> >         f ="c") -- should 'b' be closed?
> >
> >
> >
> In your example only the last value in variable f would be evicted.

  Is that because of 'x'?  Or because that's the end of the scope?

> Simple example how non-constant to-be-closed variable might be useful:
> when you need to reopen a file during file operations (close the file, open
> it again with another access mode, save new file value into the
> to-be-closed variable)
> It is not known in compile-time would you need to re-open file or not.
> This situation requires to-be-closed variable to be writable.
> do
>    local <toclose> f ="a")
>    ...
>    if need_to_reopen_this_file then
>       f:close()
>       f =
>    end
>    ...
> end  -- evict the file value from f
> Another possible situation - you are reading multi-volume archive.
> Only one volume file is opened at any given time.
> To switch a volume, you close the current volume file and open the next
> volume file.
> Single to-be-closed variable is enough to guarantee that the last opened
> volume file will be closed on eviction.
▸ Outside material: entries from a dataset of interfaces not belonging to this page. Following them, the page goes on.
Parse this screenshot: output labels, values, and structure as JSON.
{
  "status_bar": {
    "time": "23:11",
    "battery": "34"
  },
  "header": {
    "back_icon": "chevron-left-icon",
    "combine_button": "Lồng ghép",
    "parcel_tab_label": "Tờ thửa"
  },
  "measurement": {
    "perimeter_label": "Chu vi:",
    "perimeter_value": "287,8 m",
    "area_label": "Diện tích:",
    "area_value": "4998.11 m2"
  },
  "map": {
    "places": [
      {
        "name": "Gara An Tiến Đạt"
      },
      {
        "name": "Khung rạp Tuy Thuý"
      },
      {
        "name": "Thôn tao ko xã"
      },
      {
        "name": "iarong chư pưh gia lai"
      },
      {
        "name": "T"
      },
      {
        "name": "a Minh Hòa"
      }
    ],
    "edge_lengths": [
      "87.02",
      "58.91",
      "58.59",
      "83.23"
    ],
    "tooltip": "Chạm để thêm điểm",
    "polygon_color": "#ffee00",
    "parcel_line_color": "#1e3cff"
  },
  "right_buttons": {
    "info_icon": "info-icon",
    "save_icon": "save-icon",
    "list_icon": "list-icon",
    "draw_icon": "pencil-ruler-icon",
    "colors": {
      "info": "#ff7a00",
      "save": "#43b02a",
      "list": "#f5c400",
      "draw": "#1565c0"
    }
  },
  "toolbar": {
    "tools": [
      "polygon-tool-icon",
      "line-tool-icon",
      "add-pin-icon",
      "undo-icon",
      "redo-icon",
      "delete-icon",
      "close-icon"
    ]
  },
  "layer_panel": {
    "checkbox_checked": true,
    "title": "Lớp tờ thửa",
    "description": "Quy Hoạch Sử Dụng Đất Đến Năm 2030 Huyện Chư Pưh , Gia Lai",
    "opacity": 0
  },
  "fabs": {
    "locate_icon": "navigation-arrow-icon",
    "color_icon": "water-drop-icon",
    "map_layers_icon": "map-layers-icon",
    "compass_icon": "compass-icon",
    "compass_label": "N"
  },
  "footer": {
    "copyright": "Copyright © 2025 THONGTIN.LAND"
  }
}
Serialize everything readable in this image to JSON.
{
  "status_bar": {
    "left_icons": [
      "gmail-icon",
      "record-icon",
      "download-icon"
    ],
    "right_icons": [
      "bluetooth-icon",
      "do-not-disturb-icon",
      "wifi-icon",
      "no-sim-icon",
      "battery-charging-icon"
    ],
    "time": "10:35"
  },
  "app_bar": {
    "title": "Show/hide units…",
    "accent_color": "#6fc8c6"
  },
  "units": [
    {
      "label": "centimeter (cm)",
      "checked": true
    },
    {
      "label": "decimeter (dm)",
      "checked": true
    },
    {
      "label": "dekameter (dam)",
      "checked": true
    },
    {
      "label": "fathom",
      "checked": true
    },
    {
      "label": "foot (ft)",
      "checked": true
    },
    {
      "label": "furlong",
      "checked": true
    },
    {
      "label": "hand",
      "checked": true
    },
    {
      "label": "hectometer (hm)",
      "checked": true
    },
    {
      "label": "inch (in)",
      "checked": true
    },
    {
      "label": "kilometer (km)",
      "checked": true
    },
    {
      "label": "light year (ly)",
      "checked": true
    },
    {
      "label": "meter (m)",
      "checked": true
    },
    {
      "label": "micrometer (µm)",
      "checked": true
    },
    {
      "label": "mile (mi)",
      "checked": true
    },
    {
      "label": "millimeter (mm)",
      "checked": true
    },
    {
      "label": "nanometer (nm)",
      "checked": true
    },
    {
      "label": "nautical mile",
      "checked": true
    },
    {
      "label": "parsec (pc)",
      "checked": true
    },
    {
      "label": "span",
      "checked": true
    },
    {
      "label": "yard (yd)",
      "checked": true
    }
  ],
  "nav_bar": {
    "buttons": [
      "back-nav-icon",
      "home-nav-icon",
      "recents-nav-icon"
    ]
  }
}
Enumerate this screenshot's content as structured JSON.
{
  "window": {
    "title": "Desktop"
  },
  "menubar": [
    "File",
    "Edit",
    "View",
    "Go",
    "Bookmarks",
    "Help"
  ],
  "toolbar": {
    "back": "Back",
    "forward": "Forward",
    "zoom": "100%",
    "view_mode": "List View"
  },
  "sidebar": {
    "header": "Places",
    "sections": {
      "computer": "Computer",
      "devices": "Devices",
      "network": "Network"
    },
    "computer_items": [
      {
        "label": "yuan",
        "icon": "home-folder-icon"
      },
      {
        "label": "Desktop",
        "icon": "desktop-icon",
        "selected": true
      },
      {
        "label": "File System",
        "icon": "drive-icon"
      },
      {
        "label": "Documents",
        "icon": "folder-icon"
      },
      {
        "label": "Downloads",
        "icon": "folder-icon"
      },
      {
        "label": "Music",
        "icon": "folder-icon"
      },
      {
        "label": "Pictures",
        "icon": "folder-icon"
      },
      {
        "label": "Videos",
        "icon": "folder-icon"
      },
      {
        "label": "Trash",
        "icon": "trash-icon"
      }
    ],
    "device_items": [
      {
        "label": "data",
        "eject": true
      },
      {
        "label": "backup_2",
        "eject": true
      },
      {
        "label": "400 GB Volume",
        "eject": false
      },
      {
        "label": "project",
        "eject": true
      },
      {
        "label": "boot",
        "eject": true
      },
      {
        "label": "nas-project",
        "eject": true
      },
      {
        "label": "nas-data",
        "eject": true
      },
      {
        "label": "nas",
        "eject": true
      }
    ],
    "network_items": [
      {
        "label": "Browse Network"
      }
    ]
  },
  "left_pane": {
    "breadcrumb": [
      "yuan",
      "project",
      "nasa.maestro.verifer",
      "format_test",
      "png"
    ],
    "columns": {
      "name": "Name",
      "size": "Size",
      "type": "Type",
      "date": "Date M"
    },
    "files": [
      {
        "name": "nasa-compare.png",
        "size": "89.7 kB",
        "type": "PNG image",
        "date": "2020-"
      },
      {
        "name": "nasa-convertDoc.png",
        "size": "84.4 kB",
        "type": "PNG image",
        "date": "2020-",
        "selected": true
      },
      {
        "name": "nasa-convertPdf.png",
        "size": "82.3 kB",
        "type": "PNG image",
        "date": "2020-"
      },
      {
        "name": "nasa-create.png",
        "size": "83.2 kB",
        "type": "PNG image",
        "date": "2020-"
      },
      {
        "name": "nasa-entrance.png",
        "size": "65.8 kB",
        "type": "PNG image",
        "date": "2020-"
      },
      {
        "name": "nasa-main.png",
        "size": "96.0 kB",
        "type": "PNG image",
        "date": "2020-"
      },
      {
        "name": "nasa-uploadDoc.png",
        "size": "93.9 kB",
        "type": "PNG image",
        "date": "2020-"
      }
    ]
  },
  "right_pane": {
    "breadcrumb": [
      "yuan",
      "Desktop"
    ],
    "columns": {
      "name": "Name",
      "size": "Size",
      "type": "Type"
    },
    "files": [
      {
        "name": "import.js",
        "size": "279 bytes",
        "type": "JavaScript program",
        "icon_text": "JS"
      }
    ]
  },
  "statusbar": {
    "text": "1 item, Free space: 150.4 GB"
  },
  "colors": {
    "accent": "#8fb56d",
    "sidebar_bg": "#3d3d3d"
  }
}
  The following worked:

	for i = 1 , 10 do 
	  local <toclose> f ="volume.%d",i),"w")

  Only one file is open at a time.  So there is a way to kind of re-use a
closed variable.

  Now, the following kept the files open unil the end:

	local function process(i)
	  if i < 10 do
	    local <toclose> f ="volume.%d",i),"w")
	    return process(i+1)

  Just something else to keep in mind.